The insights from analytics are only useful if they are timely. Some reports are evergreen, so a few hours, days, or even a week doesn’t alter the actionability of the insight all that much. On the other hand, real-time analytics or streaming analytics requires the ability to process high-volume data at low latency, a difficult feat for on-prem data architecture to achieve without enterprise-level funding. Even mid-sized businesses are unable to justify the expense – even though they need the insight available through streaming analysis to keep from falling behind larger industry competitors.
Using cloud-based data architecture enables organizations to access much faster querying. The scalability of these resources allows organizations of all sizes to ask questions and receive answers at a faster rate, regardless of whether it’s real-time or a little less urgent.
Plus, those organizations that end up working with a data migration services partner can even take advantage of solution accelerators developed through proven methods and experience. Experienced partners are better at avoiding unnecessary pipeline or dashboard inefficiencies since they’ve developed effective frameworks for implementing these types of solutions.
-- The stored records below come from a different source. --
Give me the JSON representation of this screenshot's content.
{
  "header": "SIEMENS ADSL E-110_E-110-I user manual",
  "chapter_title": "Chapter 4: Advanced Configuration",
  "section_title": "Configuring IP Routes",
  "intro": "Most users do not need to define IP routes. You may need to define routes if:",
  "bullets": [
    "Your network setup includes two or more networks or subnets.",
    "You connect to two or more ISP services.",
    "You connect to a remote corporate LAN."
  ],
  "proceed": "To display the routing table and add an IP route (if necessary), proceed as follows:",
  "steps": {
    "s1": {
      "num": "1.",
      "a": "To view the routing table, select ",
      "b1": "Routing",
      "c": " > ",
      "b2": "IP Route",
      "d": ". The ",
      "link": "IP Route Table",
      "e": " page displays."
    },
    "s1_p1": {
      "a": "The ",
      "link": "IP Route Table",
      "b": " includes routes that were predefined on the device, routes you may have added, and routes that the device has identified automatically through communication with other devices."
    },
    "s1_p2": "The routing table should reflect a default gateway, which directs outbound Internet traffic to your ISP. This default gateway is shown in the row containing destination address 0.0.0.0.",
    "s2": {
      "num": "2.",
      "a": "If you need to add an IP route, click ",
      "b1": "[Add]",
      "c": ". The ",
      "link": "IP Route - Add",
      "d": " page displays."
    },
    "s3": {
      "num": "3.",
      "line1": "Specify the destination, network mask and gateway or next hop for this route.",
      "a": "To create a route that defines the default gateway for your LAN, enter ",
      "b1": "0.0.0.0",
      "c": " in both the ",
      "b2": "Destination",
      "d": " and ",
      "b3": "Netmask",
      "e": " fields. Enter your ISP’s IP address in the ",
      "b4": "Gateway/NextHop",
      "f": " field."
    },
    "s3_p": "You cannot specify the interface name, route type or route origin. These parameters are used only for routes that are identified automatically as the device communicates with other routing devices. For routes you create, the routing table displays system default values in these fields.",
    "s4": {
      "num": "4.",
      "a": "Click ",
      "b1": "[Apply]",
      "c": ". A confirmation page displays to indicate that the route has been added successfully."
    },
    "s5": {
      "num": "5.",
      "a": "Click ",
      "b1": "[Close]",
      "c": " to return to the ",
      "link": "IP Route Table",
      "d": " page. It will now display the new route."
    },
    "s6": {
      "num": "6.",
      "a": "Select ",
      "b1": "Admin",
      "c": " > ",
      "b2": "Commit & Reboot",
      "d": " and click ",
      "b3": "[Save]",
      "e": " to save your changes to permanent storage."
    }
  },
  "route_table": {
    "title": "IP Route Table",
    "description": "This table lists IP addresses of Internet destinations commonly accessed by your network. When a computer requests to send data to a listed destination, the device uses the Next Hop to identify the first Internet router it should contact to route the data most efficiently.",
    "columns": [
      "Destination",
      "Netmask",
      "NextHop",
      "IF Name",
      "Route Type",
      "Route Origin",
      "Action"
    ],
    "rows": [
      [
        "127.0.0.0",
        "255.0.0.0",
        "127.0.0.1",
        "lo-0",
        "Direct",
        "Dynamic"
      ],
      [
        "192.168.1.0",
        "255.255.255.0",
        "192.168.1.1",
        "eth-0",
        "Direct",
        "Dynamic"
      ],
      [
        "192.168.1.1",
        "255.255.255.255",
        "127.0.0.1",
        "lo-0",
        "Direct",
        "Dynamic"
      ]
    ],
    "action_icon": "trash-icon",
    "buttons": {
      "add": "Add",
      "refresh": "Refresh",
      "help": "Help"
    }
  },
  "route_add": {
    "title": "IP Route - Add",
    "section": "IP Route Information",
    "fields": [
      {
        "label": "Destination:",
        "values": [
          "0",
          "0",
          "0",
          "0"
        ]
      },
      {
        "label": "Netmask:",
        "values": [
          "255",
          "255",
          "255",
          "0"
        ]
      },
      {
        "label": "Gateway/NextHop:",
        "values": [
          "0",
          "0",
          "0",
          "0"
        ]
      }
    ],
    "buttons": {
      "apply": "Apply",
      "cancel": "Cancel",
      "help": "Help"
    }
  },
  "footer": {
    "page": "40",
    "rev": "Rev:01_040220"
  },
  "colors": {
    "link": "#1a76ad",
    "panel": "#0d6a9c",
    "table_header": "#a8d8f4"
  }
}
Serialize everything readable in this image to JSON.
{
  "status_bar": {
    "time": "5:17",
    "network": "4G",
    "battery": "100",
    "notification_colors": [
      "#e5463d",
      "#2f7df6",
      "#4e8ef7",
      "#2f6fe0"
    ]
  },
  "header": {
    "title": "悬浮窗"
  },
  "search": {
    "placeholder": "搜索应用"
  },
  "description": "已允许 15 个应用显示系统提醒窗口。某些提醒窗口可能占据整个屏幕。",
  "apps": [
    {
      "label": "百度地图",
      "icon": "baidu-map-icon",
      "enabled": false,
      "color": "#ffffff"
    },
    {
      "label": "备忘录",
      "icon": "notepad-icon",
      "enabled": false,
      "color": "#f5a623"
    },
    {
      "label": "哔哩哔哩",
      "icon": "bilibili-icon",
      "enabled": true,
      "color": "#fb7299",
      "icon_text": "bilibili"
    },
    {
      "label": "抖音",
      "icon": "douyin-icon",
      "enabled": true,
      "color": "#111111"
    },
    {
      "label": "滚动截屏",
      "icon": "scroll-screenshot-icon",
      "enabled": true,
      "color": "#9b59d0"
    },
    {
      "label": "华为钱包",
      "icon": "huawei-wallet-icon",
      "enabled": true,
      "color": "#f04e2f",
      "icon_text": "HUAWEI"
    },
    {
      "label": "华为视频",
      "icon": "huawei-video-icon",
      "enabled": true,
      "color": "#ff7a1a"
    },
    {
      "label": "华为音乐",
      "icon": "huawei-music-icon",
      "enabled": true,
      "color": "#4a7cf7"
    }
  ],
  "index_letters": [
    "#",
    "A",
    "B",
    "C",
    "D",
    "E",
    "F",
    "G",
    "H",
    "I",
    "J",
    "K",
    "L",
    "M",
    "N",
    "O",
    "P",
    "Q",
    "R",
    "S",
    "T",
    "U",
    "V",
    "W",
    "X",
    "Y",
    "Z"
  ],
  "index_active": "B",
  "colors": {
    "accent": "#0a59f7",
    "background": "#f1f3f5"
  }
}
More Expensive Server Costs
On-prem data architecture is far more expensive than cloud-based data solutions of equal capacity. When you opt for on-prem, you always need to prepare and pay for the maximum capacity. Even if the majority of your users are conducting nothing more complicated than sales or expense reporting, your organization still needs the storage and computational power to handle data science opportunities as they arise.
All of that unused server capacity is expensive to implement and maintain when the full payoff isn’t continually realized. Also, on-prem data architecture requires ongoing updates, maintenance, and integration to ensure that analytics programs will function to the fullest when they are initiated.
Cloud-based data architecture is far more scalable, and providers only charge you for the capacity you use during a given cycle. Plus, it’s their responsibility to optimize the performance of your data pipeline and data storage architecture – letting you reap the full benefits without all of the domain expertise and effort.
Hindered Business Continuity
There’s a renewed focus on business continuity. The recent pandemic has illuminated the actual level of continuity preparedness worldwide. Of the organizations that were ready to respond to equipment failure or damage to their physical buildings, few were ready to have their entire workforce telecommuting. Those with their data architecture already situated in the cloud fared much better and more seamlessly transitioned to conducting analytics remotely.
The aforementioned accessibility of cloud-based solutions gives organizations a greater advantage over traditional on-prem data architecture. There is limited latency when organizations need to adapt to property damage, natural disasters, pandemic outbreaks, or other watershed events. Plus, the centralized nature of this type of data analytics architecture prevents unplanned losses that might occur if data is stored in disparate systems on-site. Resiliency is at the heart of cloud-based analytics.
It’s time to embrace data migration from legacy systems in your business. 2nd Watch can help! We’re experienced with migration legacy implementations to Azure Data Factory and other cloud-based solutions.